Differences Between Paranormal Romance & Urban Fantasy
Updated: Mar 30, 2020
Reading, writing, watching, and playing games inside the varied realms of the fantasy genre is no longer considered the social sin it once was. Once upon a time even the mere mention of Dungeons and Dragons, or Star Trek, or comic books at school would get your head slammed into a locker, or worse. But us fans of the magical, the futuristic, have all grown up and brought our passion for fandoms with us. Now fantasy is everywhere in our culture from rabid fans of Stranger Things, to book-to-show comparisons of Game Of Thrones, to the latest: The Witcher. (Great book in my opinion, awesome video games. I highly recommend the Netflix show too!) Everyday younger fans or typically non-fantasy readers are finding themselves a great book series to sink into, or a new show to binge watch.
With all these fresh eyes it can be confusing to navigate the labyrinth of fantasy subgenres to find just the right book, movie, or video game for you. I wanted to take a moment and discuss the differences between two very closely related… yet sometimes mistakenly interchanged genres:
Paranormal Romance (PNR) and Urban Fantasy (UF).
Urban Fantasy is defined as: A subgenre of fantasy, in which the narrative uses supernatural elements in an urban society. Works of urban fantasy may be set in the real world and introduce aspects of fantasy, or in a fantasy world with operating rules recognizably similar to ours. (Source)
The most famous example of urban fantasy would be the Harry Potter novels and movies. The setting is in the real world, in a real country, and there is a very real and famous train station that you can go visit. (But please don’t try to run through any brick walls with a cart, it won’t end well.) Harry is a normal human being that starts out totally unaware of the fantastical side of life that awaits him.
Other famous examples:
Buffy The Vampire Slayer - A teenage girl from Sunnydale High who learns she has been given incredule powers to protect the world from evil.
Supernatural - A pair of brothers who travel the road in a Chevy Impala to hunt ghosts, vampires, evil spirits, and whatever other big baddies they come across.
Dresden Files novels - A private investigator who fights vampires, demons, werewolves, and all sorts of evil paranormal creatures in the real world city of Chicago.

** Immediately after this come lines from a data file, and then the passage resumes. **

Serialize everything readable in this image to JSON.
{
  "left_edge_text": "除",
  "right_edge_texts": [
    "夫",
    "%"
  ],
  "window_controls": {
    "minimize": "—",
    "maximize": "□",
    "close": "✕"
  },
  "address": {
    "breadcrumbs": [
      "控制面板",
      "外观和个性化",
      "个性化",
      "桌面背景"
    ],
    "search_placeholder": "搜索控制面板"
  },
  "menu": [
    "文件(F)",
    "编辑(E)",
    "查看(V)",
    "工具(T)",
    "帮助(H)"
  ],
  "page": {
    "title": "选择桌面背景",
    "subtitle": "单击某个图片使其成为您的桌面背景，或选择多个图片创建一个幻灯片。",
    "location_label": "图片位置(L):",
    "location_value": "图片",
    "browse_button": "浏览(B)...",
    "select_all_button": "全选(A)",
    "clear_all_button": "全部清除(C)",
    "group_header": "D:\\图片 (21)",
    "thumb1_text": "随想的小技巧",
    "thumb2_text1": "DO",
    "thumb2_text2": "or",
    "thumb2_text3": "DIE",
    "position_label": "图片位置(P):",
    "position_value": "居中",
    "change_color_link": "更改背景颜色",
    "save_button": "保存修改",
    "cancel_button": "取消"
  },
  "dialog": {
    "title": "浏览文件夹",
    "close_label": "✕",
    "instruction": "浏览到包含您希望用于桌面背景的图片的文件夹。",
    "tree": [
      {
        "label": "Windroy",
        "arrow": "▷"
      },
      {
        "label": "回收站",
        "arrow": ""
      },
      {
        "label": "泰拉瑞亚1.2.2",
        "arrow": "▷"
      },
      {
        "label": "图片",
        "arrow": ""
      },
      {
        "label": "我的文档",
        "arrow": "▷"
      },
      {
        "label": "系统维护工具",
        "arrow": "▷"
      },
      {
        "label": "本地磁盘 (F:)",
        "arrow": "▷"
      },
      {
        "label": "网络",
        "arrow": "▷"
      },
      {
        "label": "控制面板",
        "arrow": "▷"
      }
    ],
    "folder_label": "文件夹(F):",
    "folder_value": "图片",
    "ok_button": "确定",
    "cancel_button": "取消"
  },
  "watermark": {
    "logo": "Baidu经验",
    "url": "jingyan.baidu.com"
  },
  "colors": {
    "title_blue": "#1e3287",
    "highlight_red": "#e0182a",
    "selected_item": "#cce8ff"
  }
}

Paranormal romance is defined as: Paranormal romance focuses on romantic love and includes elements beyond the range of scientific explanation, blending together themes from the speculative fiction genres of fantasy, science fiction, and horror. Common hallmarks are romantic relationships between humans and vampires, shapeshifters, ghosts, and other entities of a fantastic or otherworldly nature. (Source)
Paranormal romance and urban fantasy share a lot of the same elements but in different proportions. The romance plot of the story is first and the paranormal side is second. Unlike Buffy where both of her relationships with Angel and Spike are explored, those plot lines are not the main focus of the overall story. In paranormal romance, you’ll find all the same beasts and magic systems, but they are just used as a means to tell a love story.
I know everyone has their strong opinions on sparkly vampires. I know I do too, but Twilight is honestly the most famous example. Whether sparkly vampires are your thing or not, one cannot deny that Twilight is first, a love story, and a paranormal story second. The main focus is the relationships between Belle, Edward, and Jacob. (I feel like I need a shower for knowing that.) If all of these characters were human and there were no werewolves or vampires, the teen angst love triangle of Twilight could easily still be told.
I hope this helps! Finding your individual niches underneath the vast fantasy umbrella can be a daunting task. If you're into the darker side of urban fantasy, you can come hang out with some fun and crazy folks in The Darkside Of Bacon fan group on Facebook or head over to my Amazon Author Page and check out my work. Thanks, everyone!